Cook said that “news was kind of going a little crazy” and drew parallels between its approach to Apple News and the App Store, which has had relatively stringent rules about what is allowed since its inception. “Apple has always stood for curation,” he said. “We’ve always believed quality, not quantity, is the most important thing.“

“We felt top stories should be selected by humans, not to be political at all and not to check the views of these, but to make sure you’re not keeping content that just strictly has the goal of enraging people,” he added. “We hope to bring this same kind of view to different subjects over a period of time and will pick from outlets from conservative to liberal to in-between, if there is such a thing anymore.”

On the recent announcement of more parental controls and “digital wellness” features for iOS 12 that are meant to help users manage their screen time.

Despite increasing media coverage about the overuse of devices and potential links to depression and a recent activist shareholder letter calling on Apple to research the impact of smartphones on children, Cook said the company’s actions weren’t “in response to a specific point that was made.”

“But I think it’s become clear to all of us that some of us are spending too much time on our devices, and we’ve tried to think through pretty deeply about how we can help that,” he added. “Honestly, we’ve never wanted people to overuse our products. We want people to be empowered from them and do things they couldn’t do otherwise, but if you spend all your time on your phone, then you are spending too much time.”

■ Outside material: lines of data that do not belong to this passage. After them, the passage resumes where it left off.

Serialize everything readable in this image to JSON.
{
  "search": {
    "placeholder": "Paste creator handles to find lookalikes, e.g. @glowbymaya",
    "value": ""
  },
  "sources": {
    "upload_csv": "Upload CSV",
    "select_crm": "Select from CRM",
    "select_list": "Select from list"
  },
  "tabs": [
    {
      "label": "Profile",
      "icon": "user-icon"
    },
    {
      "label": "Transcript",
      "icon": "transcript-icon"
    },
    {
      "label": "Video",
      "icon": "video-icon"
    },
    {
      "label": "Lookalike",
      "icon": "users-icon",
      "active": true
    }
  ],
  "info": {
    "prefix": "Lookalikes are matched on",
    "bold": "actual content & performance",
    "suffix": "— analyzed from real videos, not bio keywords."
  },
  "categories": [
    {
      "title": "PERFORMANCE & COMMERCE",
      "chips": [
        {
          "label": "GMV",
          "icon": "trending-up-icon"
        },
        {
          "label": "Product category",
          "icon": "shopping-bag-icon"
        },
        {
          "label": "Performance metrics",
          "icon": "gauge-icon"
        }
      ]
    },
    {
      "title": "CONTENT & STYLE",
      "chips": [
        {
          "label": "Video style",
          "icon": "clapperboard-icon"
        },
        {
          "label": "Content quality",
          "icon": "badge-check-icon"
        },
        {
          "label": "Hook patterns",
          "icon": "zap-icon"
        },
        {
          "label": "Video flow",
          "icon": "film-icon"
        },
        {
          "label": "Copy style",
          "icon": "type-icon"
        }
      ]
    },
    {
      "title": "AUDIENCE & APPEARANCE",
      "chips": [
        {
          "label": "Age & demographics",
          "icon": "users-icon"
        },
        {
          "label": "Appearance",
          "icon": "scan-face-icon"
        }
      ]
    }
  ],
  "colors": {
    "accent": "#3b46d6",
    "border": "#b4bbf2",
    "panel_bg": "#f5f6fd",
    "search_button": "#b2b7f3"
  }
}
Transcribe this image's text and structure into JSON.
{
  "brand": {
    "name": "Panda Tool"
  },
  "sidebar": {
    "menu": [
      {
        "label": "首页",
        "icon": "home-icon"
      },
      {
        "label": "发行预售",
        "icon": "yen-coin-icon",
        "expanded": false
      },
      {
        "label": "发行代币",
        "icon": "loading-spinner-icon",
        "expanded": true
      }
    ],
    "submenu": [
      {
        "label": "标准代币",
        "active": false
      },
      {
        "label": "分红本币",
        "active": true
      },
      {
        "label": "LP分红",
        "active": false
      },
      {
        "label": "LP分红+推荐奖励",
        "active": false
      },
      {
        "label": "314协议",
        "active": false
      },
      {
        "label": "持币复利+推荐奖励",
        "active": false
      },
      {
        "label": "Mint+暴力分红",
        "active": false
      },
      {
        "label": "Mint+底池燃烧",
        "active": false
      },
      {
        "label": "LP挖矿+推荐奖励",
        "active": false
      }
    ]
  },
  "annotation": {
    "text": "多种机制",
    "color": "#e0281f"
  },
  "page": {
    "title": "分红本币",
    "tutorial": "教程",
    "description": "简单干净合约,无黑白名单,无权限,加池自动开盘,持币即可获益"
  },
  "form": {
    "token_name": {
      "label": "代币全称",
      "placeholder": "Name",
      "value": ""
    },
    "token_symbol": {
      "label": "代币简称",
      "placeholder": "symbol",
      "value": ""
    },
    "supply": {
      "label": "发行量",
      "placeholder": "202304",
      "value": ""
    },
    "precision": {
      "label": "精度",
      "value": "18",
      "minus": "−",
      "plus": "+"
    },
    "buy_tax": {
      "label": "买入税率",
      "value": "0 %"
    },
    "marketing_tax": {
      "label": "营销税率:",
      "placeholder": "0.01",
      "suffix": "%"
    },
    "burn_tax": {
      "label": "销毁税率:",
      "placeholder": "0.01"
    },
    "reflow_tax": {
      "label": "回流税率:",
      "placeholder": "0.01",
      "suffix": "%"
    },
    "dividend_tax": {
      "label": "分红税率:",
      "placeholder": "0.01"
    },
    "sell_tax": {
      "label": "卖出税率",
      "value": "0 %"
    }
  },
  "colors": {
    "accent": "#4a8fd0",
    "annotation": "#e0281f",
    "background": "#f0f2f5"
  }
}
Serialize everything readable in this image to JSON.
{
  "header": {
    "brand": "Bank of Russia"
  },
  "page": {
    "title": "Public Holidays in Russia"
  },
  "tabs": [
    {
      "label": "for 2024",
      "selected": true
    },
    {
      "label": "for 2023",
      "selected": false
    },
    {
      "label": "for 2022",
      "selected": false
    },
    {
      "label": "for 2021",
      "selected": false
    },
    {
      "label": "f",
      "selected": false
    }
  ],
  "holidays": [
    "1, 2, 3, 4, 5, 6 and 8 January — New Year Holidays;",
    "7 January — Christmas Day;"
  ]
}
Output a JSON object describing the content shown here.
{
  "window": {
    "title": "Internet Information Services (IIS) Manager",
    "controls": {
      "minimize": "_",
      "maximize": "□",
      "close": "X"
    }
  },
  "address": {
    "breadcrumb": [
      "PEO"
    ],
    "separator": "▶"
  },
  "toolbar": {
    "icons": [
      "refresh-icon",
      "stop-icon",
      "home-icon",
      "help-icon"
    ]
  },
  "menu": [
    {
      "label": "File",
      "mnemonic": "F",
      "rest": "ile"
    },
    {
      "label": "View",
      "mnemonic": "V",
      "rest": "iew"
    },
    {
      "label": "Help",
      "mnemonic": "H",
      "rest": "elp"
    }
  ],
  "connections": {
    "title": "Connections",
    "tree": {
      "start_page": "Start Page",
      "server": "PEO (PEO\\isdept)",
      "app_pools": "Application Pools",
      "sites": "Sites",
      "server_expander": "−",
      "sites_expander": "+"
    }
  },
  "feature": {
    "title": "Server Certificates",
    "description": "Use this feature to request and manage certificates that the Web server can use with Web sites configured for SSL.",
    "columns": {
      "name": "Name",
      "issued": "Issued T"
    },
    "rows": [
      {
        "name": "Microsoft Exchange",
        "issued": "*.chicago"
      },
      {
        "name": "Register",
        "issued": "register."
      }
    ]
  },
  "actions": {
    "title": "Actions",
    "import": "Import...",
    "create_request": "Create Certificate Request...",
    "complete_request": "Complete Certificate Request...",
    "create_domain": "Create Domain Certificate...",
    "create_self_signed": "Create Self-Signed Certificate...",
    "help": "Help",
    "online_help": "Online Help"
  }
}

On how much longer he plans to be CEO of Apple. Cook has been in the position for nearly seven years, taking over in 2011 shortly before the death of Steve Jobs.

“it’s a privilege to be CEO. Hopefully I’ve got some good time left,” he said.